[Items from an interface collection]

--------------------------------------------------

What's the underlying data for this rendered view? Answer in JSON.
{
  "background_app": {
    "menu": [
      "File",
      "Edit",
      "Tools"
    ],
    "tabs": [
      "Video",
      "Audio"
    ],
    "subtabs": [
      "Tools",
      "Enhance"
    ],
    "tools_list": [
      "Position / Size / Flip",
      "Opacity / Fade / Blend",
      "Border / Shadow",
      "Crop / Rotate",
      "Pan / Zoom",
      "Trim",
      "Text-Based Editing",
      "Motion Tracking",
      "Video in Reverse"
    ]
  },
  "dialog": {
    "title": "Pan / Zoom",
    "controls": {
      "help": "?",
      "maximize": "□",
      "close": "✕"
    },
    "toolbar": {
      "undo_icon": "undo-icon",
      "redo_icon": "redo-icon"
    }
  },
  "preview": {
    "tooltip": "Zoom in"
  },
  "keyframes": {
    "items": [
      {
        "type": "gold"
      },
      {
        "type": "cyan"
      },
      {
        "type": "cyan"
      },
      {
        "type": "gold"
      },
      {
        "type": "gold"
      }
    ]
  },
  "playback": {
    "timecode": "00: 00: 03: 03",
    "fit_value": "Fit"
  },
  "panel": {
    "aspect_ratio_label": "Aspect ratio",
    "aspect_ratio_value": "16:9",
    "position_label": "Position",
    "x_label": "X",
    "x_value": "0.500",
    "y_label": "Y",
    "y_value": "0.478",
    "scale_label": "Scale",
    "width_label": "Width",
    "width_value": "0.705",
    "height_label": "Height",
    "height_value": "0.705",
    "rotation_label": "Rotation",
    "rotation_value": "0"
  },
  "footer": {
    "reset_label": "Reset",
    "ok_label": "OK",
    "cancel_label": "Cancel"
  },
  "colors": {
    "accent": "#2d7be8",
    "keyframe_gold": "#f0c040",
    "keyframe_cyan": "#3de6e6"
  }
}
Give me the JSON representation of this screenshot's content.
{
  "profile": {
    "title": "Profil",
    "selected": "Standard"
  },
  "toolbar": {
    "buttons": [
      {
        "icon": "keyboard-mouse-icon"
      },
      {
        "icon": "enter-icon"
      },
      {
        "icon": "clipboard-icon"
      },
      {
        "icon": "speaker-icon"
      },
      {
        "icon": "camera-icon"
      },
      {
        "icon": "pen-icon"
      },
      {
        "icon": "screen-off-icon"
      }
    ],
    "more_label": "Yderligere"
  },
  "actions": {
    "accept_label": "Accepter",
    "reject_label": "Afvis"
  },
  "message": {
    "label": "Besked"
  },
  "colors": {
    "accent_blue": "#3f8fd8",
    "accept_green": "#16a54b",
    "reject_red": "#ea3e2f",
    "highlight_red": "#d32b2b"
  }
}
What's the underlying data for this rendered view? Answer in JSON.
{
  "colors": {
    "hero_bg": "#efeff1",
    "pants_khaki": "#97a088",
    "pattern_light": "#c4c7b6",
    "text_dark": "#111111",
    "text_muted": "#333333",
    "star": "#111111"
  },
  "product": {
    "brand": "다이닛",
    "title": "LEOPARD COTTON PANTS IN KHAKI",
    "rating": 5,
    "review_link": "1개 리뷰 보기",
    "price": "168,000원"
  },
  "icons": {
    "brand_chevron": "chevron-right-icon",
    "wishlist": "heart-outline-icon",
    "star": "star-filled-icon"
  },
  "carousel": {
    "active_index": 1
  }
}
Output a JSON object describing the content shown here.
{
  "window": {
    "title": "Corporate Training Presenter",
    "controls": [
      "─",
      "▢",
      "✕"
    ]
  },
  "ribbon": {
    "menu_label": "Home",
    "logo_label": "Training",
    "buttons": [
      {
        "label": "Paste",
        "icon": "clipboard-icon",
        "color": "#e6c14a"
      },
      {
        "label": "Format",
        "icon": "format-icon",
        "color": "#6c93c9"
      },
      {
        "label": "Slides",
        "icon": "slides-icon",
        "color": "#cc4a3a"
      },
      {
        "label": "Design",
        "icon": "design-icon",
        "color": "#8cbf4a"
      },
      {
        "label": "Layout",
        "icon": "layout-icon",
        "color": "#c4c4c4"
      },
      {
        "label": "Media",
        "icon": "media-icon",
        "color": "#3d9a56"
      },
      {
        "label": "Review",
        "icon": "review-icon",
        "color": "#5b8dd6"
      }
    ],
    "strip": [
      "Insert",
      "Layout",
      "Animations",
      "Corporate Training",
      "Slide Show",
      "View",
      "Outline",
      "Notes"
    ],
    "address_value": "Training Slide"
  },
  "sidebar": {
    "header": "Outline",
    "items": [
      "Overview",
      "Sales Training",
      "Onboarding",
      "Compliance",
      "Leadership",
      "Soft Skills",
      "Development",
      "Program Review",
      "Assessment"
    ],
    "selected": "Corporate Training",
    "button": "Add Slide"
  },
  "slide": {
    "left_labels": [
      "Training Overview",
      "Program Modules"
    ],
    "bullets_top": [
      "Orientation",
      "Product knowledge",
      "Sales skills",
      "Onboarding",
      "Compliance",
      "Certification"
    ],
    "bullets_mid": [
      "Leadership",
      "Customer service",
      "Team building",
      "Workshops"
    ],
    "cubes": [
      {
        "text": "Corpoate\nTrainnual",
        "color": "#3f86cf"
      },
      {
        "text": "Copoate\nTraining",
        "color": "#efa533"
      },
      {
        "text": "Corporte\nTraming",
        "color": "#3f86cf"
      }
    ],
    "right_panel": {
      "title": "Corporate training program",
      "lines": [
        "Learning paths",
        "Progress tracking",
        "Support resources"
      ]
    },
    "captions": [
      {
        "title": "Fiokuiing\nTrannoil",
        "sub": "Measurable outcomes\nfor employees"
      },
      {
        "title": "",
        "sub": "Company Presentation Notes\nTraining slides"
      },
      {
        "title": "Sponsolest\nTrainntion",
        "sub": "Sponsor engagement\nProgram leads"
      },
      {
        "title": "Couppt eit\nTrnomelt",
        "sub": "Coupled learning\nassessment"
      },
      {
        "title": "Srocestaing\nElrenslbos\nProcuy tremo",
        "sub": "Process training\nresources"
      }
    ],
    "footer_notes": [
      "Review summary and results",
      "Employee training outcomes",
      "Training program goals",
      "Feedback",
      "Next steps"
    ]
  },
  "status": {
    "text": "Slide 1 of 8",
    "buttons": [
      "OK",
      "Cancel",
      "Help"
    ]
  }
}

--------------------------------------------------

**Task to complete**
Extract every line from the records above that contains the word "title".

**Reply to the exercise**
    "title": "Pan / Zoom",
    "title": "Profil",
    "title": "LEOPARD COTTON PANTS IN KHAKI",
    "title": "Corporate Training Presenter",
      "title": "Corporate training program",
        "title": "Fiokuiing\nTrannoil",
        "title": "",
        "title": "Sponsolest\nTrainntion",
        "title": "Couppt eit\nTrnomelt",
        "title": "Srocestaing\nElrenslbos\nProcuy tremo",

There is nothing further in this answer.